Assessment is by a mixture of coursework and end-of-year examination in varying proportions, depending on the course units you take. Coursework includes essays, language exercises, translations and reports. Oral presentations and computer-based tests are used in some course units to assess grammar and comprehension skills. You can, to some extent, choose course units which suit your own assessment preferences. The first year is foundational and marks do not count towards your final degree. The second year, year abroad and final year marks do count, with more importance being given to the final year marks in order to reward progress and achievement.
You will take a study skills course during your first year, designed to equip you with and enhance the writing skills you will need to be successful in your degree. This course does not count towards your final degree award but you are required to pass it to progress to your second year.

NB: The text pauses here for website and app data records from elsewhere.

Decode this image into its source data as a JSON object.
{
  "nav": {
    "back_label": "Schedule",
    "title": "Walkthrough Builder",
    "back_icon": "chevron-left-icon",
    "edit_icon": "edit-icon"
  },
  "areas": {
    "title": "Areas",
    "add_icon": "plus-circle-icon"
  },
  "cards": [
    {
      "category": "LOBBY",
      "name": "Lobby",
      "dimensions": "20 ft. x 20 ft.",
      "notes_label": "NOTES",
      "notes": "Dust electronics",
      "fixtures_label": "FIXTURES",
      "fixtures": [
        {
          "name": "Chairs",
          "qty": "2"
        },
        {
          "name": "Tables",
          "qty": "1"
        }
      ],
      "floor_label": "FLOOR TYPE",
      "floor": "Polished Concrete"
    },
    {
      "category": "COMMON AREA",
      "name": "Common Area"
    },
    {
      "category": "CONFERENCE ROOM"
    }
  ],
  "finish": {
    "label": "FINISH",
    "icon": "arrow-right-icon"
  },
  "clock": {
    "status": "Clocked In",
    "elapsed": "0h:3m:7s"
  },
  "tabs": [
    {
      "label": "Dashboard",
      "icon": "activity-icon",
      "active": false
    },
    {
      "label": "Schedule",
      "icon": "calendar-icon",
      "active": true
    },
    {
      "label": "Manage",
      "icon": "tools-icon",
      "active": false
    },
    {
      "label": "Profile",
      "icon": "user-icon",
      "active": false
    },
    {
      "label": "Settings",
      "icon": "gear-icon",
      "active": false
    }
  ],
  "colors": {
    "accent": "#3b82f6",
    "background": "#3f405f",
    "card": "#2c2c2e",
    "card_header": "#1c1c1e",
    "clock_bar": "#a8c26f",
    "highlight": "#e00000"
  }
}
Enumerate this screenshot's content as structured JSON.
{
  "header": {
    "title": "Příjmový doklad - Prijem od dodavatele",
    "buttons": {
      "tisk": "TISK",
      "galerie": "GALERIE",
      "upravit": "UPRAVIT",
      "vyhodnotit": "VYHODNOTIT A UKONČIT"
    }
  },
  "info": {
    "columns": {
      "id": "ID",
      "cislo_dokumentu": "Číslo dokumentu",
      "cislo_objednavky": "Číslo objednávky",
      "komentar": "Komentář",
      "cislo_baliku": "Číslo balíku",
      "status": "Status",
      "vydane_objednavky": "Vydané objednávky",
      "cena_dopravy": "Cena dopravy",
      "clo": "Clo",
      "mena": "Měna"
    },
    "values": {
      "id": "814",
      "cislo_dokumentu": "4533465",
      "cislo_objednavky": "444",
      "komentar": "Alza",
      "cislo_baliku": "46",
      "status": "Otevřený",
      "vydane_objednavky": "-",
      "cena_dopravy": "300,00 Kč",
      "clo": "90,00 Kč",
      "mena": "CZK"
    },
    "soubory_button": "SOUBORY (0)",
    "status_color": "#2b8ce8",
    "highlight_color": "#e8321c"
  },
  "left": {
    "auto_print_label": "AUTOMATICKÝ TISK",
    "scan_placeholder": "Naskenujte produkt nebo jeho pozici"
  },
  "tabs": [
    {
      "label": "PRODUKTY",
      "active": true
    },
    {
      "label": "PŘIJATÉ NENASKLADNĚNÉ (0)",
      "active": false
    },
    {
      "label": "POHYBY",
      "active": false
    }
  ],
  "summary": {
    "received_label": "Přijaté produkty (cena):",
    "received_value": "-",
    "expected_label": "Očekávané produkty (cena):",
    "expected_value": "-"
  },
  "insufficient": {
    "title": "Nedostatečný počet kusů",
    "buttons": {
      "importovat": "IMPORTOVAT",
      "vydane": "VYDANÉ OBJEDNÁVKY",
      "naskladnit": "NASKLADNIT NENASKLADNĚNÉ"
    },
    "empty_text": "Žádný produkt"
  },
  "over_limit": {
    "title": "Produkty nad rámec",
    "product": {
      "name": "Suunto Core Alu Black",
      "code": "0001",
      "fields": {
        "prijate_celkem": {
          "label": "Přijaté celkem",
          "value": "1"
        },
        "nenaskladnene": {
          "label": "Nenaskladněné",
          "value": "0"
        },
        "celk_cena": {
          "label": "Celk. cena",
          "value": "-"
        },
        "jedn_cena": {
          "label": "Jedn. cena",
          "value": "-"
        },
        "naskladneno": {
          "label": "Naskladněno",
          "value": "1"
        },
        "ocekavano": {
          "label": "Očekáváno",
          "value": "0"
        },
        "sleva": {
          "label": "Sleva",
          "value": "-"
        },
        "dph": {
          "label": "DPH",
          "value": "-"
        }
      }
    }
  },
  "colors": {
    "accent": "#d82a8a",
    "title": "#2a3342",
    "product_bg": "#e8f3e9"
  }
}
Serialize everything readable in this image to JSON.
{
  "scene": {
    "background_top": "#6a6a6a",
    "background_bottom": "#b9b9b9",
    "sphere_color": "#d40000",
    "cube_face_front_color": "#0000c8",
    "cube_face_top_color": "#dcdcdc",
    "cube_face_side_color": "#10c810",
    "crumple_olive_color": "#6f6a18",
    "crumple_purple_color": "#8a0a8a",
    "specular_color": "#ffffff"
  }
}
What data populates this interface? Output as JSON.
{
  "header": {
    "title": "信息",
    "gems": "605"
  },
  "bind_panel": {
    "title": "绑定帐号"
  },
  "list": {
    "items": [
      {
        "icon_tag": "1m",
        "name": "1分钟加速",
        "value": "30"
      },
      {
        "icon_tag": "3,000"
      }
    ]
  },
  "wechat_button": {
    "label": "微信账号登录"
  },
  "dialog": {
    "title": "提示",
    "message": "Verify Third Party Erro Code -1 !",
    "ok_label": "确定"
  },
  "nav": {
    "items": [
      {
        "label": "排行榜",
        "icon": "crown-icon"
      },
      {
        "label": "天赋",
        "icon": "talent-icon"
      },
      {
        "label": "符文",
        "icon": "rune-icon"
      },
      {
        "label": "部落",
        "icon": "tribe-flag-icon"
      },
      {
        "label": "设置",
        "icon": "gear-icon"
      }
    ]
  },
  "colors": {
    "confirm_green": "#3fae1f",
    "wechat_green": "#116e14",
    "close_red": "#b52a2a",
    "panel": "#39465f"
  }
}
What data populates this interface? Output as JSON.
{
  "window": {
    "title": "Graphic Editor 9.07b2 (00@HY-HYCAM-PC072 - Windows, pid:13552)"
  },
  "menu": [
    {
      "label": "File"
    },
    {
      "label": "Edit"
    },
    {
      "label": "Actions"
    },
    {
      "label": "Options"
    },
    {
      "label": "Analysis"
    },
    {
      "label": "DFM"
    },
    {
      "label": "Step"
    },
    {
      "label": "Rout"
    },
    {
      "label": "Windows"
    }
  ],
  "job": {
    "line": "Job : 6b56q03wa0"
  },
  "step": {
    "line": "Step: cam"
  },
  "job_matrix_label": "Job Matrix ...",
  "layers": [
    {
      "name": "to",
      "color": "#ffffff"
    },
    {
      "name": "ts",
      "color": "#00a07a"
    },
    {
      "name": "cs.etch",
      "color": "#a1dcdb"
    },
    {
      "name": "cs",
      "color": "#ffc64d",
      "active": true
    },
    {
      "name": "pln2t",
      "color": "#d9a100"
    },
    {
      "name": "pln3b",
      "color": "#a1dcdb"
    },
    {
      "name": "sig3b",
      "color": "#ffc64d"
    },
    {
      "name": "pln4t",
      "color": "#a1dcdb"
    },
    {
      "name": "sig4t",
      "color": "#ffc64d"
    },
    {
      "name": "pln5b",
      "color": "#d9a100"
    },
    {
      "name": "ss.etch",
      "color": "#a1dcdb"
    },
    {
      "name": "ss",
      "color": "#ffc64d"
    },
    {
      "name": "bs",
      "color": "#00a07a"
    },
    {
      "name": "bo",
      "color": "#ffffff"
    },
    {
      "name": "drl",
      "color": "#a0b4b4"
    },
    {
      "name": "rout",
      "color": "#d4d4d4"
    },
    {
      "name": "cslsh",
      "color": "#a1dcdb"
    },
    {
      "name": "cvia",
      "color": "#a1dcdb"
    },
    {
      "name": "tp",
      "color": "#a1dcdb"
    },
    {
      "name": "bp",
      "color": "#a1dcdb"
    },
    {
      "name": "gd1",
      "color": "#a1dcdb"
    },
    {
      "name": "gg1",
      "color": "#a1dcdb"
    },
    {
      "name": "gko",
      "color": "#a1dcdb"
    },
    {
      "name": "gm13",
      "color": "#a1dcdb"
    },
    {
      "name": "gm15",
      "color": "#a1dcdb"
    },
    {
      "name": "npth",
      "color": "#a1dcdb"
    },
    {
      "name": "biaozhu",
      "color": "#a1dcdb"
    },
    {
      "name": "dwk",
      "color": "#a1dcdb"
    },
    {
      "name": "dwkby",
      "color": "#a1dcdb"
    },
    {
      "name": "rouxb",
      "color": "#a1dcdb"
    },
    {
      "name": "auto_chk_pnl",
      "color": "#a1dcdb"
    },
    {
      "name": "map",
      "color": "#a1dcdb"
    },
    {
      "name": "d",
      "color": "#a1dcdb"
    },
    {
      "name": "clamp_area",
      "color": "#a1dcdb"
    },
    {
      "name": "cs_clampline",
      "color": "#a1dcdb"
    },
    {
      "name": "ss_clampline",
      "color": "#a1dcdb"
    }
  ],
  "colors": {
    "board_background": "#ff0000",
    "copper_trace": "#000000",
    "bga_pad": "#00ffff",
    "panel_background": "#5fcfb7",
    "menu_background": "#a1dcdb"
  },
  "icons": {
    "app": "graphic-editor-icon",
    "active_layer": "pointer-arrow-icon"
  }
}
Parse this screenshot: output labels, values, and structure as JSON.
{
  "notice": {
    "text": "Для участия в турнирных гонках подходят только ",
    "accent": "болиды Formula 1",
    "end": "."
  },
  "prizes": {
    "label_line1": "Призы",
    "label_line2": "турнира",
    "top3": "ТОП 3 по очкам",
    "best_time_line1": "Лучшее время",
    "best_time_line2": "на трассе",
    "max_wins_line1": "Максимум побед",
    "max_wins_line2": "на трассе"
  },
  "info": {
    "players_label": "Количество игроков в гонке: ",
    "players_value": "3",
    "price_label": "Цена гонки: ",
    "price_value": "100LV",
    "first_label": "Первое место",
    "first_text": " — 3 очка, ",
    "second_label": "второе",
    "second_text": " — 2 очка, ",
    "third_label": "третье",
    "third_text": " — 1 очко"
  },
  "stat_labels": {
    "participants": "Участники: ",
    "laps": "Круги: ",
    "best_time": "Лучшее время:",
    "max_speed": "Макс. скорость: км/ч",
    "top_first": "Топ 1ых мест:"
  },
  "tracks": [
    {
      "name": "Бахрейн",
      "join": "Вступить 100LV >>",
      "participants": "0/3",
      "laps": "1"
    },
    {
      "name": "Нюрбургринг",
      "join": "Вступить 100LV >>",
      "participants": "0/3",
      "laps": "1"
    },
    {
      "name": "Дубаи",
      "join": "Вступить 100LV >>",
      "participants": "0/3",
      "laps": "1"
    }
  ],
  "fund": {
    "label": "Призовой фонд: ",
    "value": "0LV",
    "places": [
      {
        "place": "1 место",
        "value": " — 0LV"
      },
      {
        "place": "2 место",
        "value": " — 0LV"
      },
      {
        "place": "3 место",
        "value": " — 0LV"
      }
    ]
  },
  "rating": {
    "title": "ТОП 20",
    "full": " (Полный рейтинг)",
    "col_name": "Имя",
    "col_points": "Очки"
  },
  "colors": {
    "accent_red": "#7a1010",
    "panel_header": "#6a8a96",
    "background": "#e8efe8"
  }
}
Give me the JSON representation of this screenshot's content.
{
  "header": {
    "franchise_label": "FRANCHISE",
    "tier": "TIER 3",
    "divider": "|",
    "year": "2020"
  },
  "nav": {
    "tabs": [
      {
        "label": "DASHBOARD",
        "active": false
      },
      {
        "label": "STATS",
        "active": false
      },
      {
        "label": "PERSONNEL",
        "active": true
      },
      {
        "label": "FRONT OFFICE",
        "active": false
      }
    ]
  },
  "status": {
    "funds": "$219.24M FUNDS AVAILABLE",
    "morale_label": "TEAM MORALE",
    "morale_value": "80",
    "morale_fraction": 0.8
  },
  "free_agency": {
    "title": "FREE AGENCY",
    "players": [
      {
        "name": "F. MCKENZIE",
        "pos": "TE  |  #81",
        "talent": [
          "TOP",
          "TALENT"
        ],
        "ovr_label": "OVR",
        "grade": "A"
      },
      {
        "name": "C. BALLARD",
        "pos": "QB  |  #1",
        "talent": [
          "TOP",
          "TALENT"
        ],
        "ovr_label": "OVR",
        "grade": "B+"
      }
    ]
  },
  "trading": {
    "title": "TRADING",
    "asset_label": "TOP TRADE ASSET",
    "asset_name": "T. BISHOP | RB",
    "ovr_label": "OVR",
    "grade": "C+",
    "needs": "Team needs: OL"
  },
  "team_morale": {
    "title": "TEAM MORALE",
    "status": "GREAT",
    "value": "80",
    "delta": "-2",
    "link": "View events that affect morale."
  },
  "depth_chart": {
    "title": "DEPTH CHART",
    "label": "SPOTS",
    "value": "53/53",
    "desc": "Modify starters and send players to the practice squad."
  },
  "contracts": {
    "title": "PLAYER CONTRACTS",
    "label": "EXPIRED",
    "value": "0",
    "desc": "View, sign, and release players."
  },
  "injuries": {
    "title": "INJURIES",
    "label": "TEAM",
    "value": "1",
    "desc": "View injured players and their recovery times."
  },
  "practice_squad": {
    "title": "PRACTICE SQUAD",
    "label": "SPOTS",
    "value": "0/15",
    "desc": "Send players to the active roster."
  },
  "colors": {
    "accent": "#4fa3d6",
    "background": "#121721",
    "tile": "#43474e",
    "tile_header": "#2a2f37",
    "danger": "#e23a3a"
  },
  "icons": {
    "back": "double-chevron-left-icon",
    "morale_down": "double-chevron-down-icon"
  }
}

Home and EU students tuition fee per year 2017/18*: £9,250
International students tuition fee per year 2017/18**: £14,000
Other essential costs***: The cost of your year abroad will vary by country. Typical living costs to consider will be accommodation, food and household items, entertainment, travel, books and bills (including your mobile phone). You'll also need to budget for travel to and from your country of study. Additional costs compared to studying in the UK will also depend on personal choices and it is important to research the cost of living before the year commences.
How do I pay for it? Find out more.
*Tuition fees for UK and EU nationals starting a degree in the academic year 2017/18 will be £9,250 for that year. This amount is subject to the UK Parliament approving a change to fee and loan regulations that has been proposed by the UK Government. In the future, should the proposed changes to fee and loan regulations allow it, Royal Holloway reserves the right to increase tuition fees for UK and EU nationals annually. If relevant UK legislation continues to permit it, Royal Holloway will maintain parity between the tuition fees charged to UK and EU students for the duration of their degree studies.
**Royal Holloway reserves the right to increase tuition fees for international fee paying students annually. Tuition fees are unlikely to rise more than 5 per cent each year. For further information on tuition fees please see Royal Holloway’s Terms & Conditions.
***These estimated costs relate to studying this particular degree programme at Royal Holloway. Costs, such as accommodation, food, books and other learning materials and printing etc., have not been included.